Ten minutes later, without further incident, he was back at the family blanket. By then, he had a good idea of why Geistmann had paused in his frantic flight to shout the name of the mathematician. In shorthand, he had given Robinson a clue to the puzzle of what he might be about to do. Both the quick wits under duress, and the use of the ersatz code, were familiar Geistmann-isms.
Assuming that the "single point" was the decimation of the African Cartel, the Boracko Lake massacre must be one variable in the equation. If Robinson could find, or infer, the other variables that connected the massacre to the Cartel, he might well be able to begin to trace Geistmann's path and plan. One variable might be Donduceni's dead younger brother. If he had been affiliated with the Cartel ... Another variable must involve the fortune in laundered money the Cartel had presumably stashed away.

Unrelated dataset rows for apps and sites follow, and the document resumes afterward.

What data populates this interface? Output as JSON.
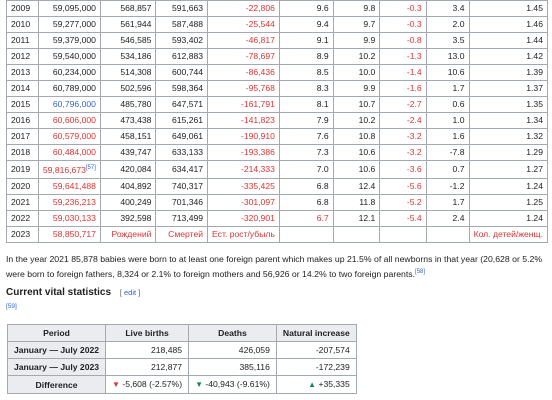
{
  "demographics": {
    "rows": [
      {
        "year": "2009",
        "population": "59,095,000",
        "live_births": "568,857",
        "deaths": "591,663",
        "natural_change": "-22,806",
        "crude_birth_rate": "9.6",
        "crude_death_rate": "9.8",
        "natural_change_rate": "-0.3",
        "migration_rate": "3.4",
        "fertility": "1.45",
        "pop_style": "normal",
        "ref": ""
      },
      {
        "year": "2010",
        "population": "59,277,000",
        "live_births": "561,944",
        "deaths": "587,488",
        "natural_change": "-25,544",
        "crude_birth_rate": "9.4",
        "crude_death_rate": "9.7",
        "natural_change_rate": "-0.3",
        "migration_rate": "2.0",
        "fertility": "1.46",
        "pop_style": "normal",
        "ref": ""
      },
      {
        "year": "2011",
        "population": "59,379,000",
        "live_births": "546,585",
        "deaths": "593,402",
        "natural_change": "-46,817",
        "crude_birth_rate": "9.1",
        "crude_death_rate": "9.9",
        "natural_change_rate": "-0.8",
        "migration_rate": "3.5",
        "fertility": "1.44",
        "pop_style": "normal",
        "ref": ""
      },
      {
        "year": "2012",
        "population": "59,540,000",
        "live_births": "534,186",
        "deaths": "612,883",
        "natural_change": "-78,697",
        "crude_birth_rate": "8.9",
        "crude_death_rate": "10.2",
        "natural_change_rate": "-1.3",
        "migration_rate": "13.0",
        "fertility": "1.42",
        "pop_style": "normal",
        "ref": ""
      },
      {
        "year": "2013",
        "population": "60,234,000",
        "live_births": "514,308",
        "deaths": "600,744",
        "natural_change": "-86,436",
        "crude_birth_rate": "8.5",
        "crude_death_rate": "10.0",
        "natural_change_rate": "-1.4",
        "migration_rate": "10.6",
        "fertility": "1.39",
        "pop_style": "normal",
        "ref": ""
      },
      {
        "year": "2014",
        "population": "60,789,000",
        "live_births": "502,596",
        "deaths": "598,364",
        "natural_change": "-95,768",
        "crude_birth_rate": "8.3",
        "crude_death_rate": "9.9",
        "natural_change_rate": "-1.6",
        "migration_rate": "1.7",
        "fertility": "1.37",
        "pop_style": "normal",
        "ref": ""
      },
      {
        "year": "2015",
        "population": "60,796,000",
        "live_births": "485,780",
        "deaths": "647,571",
        "natural_change": "-161,791",
        "crude_birth_rate": "8.1",
        "crude_death_rate": "10.7",
        "natural_change_rate": "-2.7",
        "migration_rate": "0.6",
        "fertility": "1.35",
        "pop_style": "blue",
        "ref": ""
      },
      {
        "year": "2016",
        "population": "60,606,000",
        "live_births": "473,438",
        "deaths": "615,261",
        "natural_change": "-141,823",
        "crude_birth_rate": "7.9",
        "crude_death_rate": "10.2",
        "natural_change_rate": "-2.4",
        "migration_rate": "1.0",
        "fertility": "1.34",
        "pop_style": "red",
        "ref": ""
      },
      {
        "year": "2017",
        "population": "60,579,000",
        "live_births": "458,151",
        "deaths": "649,061",
        "natural_change": "-190,910",
        "crude_birth_rate": "7.6",
        "crude_death_rate": "10.8",
        "natural_change_rate": "-3.2",
        "migration_rate": "1.6",
        "fertility": "1.32",
        "pop_style": "red",
        "ref": ""
      },
      {
        "year": "2018",
        "population": "60,484,000",
        "live_births": "439,747",
        "deaths": "633,133",
        "natural_change": "-193,386",
        "crude_birth_rate": "7.3",
        "crude_death_rate": "10.6",
        "natural_change_rate": "-3.2",
        "migration_rate": "-7.8",
        "fertility": "1.29",
        "pop_style": "red",
        "ref": ""
      },
      {
        "year": "2019",
        "population": "59,816,673",
        "live_births": "420,084",
        "deaths": "634,417",
        "natural_change": "-214,333",
        "crude_birth_rate": "7.0",
        "crude_death_rate": "10.6",
        "natural_change_rate": "-3.6",
        "migration_rate": "0.7",
        "fertility": "1.27",
        "pop_style": "red",
        "ref": "[57]"
      },
      {
        "year": "2020",
        "population": "59,641,488",
        "live_births": "404,892",
        "deaths": "740,317",
        "natural_change": "-335,425",
        "crude_birth_rate": "6.8",
        "crude_death_rate": "12.4",
        "natural_change_rate": "-5.6",
        "migration_rate": "-1.2",
        "fertility": "1.24",
        "pop_style": "red",
        "ref": ""
      },
      {
        "year": "2021",
        "population": "59,236,213",
        "live_births": "400,249",
        "deaths": "701,346",
        "natural_change": "-301,097",
        "crude_birth_rate": "6.8",
        "crude_death_rate": "11.8",
        "natural_change_rate": "-5.2",
        "migration_rate": "1.7",
        "fertility": "1.25",
        "pop_style": "red",
        "ref": ""
      },
      {
        "year": "2022",
        "population": "59,030,133",
        "live_births": "392,598",
        "deaths": "713,499",
        "natural_change": "-320,901",
        "crude_birth_rate": "6.7",
        "crude_death_rate": "12.1",
        "natural_change_rate": "-5.4",
        "migration_rate": "2.4",
        "fertility": "1.24",
        "pop_style": "red",
        "ref": ""
      },
      {
        "year": "2023",
        "population": "58,850,717",
        "live_births": "Рождений",
        "deaths": "Смертей",
        "natural_change": "Ест. рост/убыль",
        "crude_birth_rate": "",
        "crude_death_rate": "",
        "natural_change_rate": "",
        "migration_rate": "",
        "fertility": "Кол. детей/женщ.",
        "pop_style": "red",
        "ref": ""
      }
    ]
  },
  "paragraph": {
    "text": "In the year 2021 85,878 babies were born to at least one foreign parent which makes up 21.5% of all newborns in that year (20,628 or 5.2% were born to foreign fathers, 8,324 or 2.1% to foreign mothers and 56,926 or 14.2% to two foreign parents.",
    "ref": "[58]"
  },
  "section": {
    "title": "Current vital statistics",
    "edit_label": "edit",
    "ref": "[59]"
  },
  "vital": {
    "headers": [
      "Period",
      "Live births",
      "Deaths",
      "Natural increase"
    ],
    "rows": [
      {
        "period": "January — July 2022",
        "births": "218,485",
        "deaths": "426,059",
        "increase": "-207,574"
      },
      {
        "period": "January — July 2023",
        "births": "212,877",
        "deaths": "385,116",
        "increase": "-172,239"
      }
    ],
    "difference": {
      "label": "Difference",
      "births": "-5,608 (-2.57%)",
      "deaths": "-40,943 (-9.61%)",
      "increase": "+35,335"
    }
  },
  "colors": {
    "red": "#dd3333",
    "blue": "#3366cc",
    "green": "#14866d",
    "header_bg": "#eaecf0",
    "border": "#a2a9b1"
  }
}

When Robinson reached the blanket, Judy was reading. By now, the children had half-built an elaborate, lopsided castle, just out of reach of the lapping tide. Robinson lay down beside his warm wife, who folded the book on her stomach, and smiled at him.

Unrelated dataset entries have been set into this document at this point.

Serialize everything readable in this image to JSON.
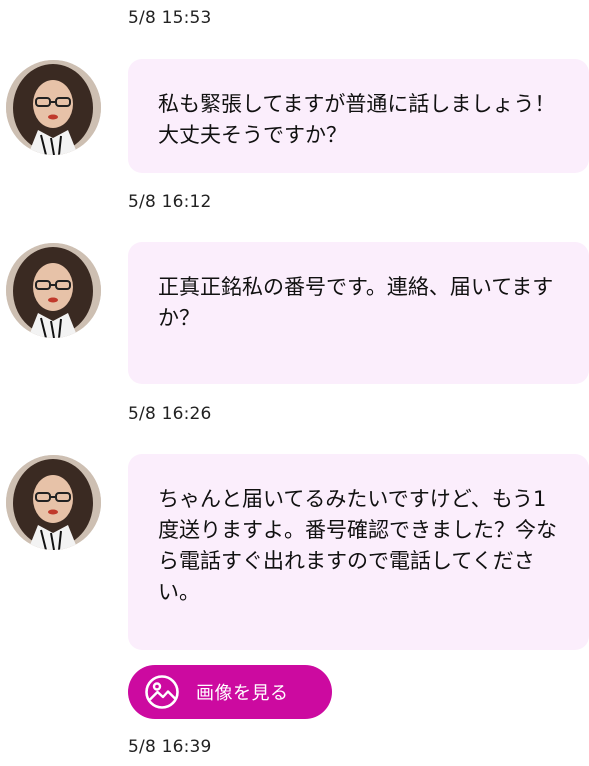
{
  "messages": [
    {
      "timestamp": "5/8 15:53",
      "text": "私も緊張してますが普通に話しましょう！大丈夫そうですか？"
    },
    {
      "timestamp": "5/8 16:12",
      "text": "正真正銘私の番号です。連絡、届いてますか？"
    },
    {
      "timestamp": "5/8 16:26",
      "text": "ちゃんと届いてるみたいですけど、もう1度送りますよ。番号確認できました？今なら電話すぐ出れますので電話してください。"
    }
  ],
  "view_image_button": {
    "label": "画像を見る",
    "icon": "image-icon"
  },
  "last_timestamp": "5/8 16:39",
  "colors": {
    "bubble": "#fbeefc",
    "button": "#cc0aa0",
    "button_text": "#ffffff"
  }
}
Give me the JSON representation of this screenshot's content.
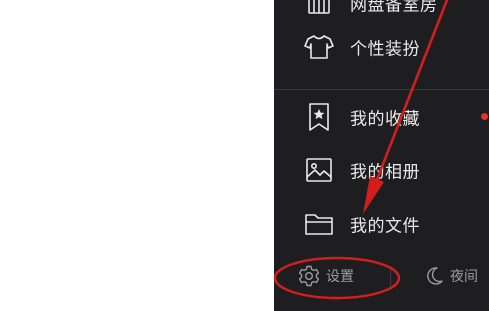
{
  "menu": {
    "items": [
      {
        "label": "网盘备室房",
        "icon": "building-icon"
      },
      {
        "label": "个性装扮",
        "icon": "tshirt-icon"
      },
      {
        "label": "我的收藏",
        "icon": "bookmark-star-icon",
        "has_dot": true
      },
      {
        "label": "我的相册",
        "icon": "image-icon"
      },
      {
        "label": "我的文件",
        "icon": "folder-icon"
      }
    ]
  },
  "bottom": {
    "settings_label": "设置",
    "night_label": "夜间"
  },
  "colors": {
    "panel_bg": "#1e1e20",
    "text": "#e9e9ea",
    "muted_text": "#9c9ca0",
    "annotation_red": "#d21e1e",
    "badge": "#e0352b"
  }
}
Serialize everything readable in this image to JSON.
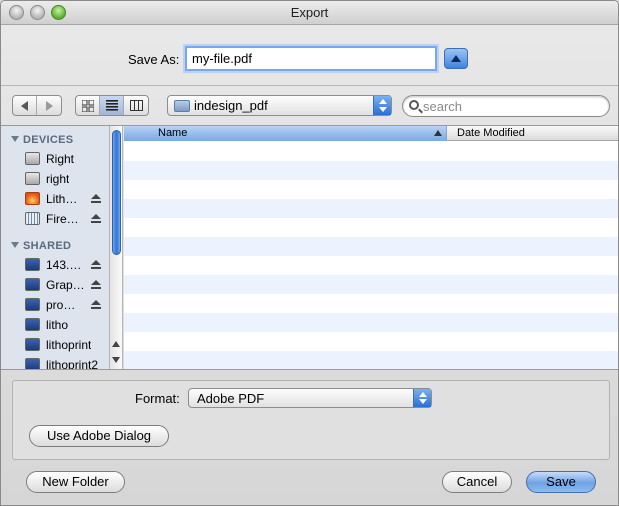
{
  "window": {
    "title": "Export"
  },
  "save_as": {
    "label": "Save As:",
    "value": "my-file.pdf"
  },
  "toolbar": {
    "back_icon": "arrow-left",
    "forward_icon": "arrow-right",
    "view_icons": [
      "icon-view",
      "list-view",
      "column-view"
    ],
    "folder": "indesign_pdf",
    "search_placeholder": "search"
  },
  "sidebar": {
    "devices_header": "DEVICES",
    "devices": [
      {
        "label": "Right",
        "icon": "hard-disk-icon",
        "eject": false
      },
      {
        "label": "right",
        "icon": "hard-disk-icon",
        "eject": false
      },
      {
        "label": "Lith…",
        "icon": "fire-disk-icon",
        "eject": true
      },
      {
        "label": "Fire…",
        "icon": "firewire-disk-icon",
        "eject": true
      }
    ],
    "shared_header": "SHARED",
    "shared": [
      {
        "label": "143.…",
        "eject": true
      },
      {
        "label": "Grap…",
        "eject": true
      },
      {
        "label": "pro…",
        "eject": true
      },
      {
        "label": "litho",
        "eject": false
      },
      {
        "label": "lithoprint",
        "eject": false
      },
      {
        "label": "lithoprint2",
        "eject": false
      }
    ]
  },
  "file_list": {
    "columns": [
      "Name",
      "Date Modified"
    ],
    "sorted_by": "Name"
  },
  "options": {
    "format_label": "Format:",
    "format_value": "Adobe PDF",
    "adobe_dialog_button": "Use Adobe Dialog"
  },
  "footer": {
    "new_folder": "New Folder",
    "cancel": "Cancel",
    "save": "Save"
  },
  "colors": {
    "accent": "#3f84dc",
    "sidebar_bg": "#dde4ee",
    "row_alt": "#edf3fe"
  }
}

"Where's Armande?" she asked. He told her what had happened, which, of course, surprised her less than if it had happened to anyone else they knew.
"I have to go back to Europe," he said. "Right away. To Transnistria, Moldova, and Switzerland. We still have ... "
"Six days," she interrupted. "But, dear, it will take you that long just to reach those places, and then to return to New York. You won't even have time to leave the airports, let alone get involved in some new shenanigans that could result in your grievous bodily injury -- or death." She drew a deep breath, then released it. "One of these days, John, you're going to pay for your quixotic Geistmann-iad. Even if no one kills you, Columbia is certainly going to fire you." Before he could reply, she continued, her voice hoarse with anger. "Why do you keep doing this, John? If you say 'curiosity' one more time, so help me, I'll divorce you ... again." He was tempted, but did not say the word.
Why did he "keep doing this"? Well, he had an idea, at least. Geistmann represented a tantalizing puzzle. And, at every turn, new pieces -- Pablo, Fred, Diodur Fedoruk, Weatherbee and Piet, Toularelle, Onijekuje, and now the Bosnian soldiers -- had been added to the puzzle. As a scholar, Robinson had always loved puzzles. And his other, more recent 'occupation,' or 'vocation,' law enforcement, was akin to scholarship. To call this interest in solving complex puzzles "curiosity" was like calling the vocation of people like F.G. Frobenius, "arithmetic."
He thought for a few more moments, conscious that Judy required a very good reason to tolerate his gallivanting off on yet another dangerous adventure. Not only would she be stuck with the children, here in Hawaii -- not so bad -- and with getting them back to New York -- not too bad, either -- but, from her point of view, what he was proposing could render her single-parent status permanent.
Robinson was rarely at a loss for words to say to his wife, but he was now. He could think of absolutely nothing. What would Geistmann ... that way lay madness. In the event, as usual, his dear partner bailed him out.
"I think I do know why you do this, John," she said matter-of-factly. " 'Curiosity' doesn't begin to explain it, does it? It's your nature. And it's why I married you, and why I still love you
-- much too much. So go ahead, John, go right back to Europe! Get yourself fired! Get yourself killed!" And, to disguise her own fear and sorrow, she threw a handful of sand right in his face.
If readers are interested in Reading Geistmann, it is available as a free PDF from the author. Please visit www.ronsinger.net for contact information.
And Geistmann in Africa (Geistman II):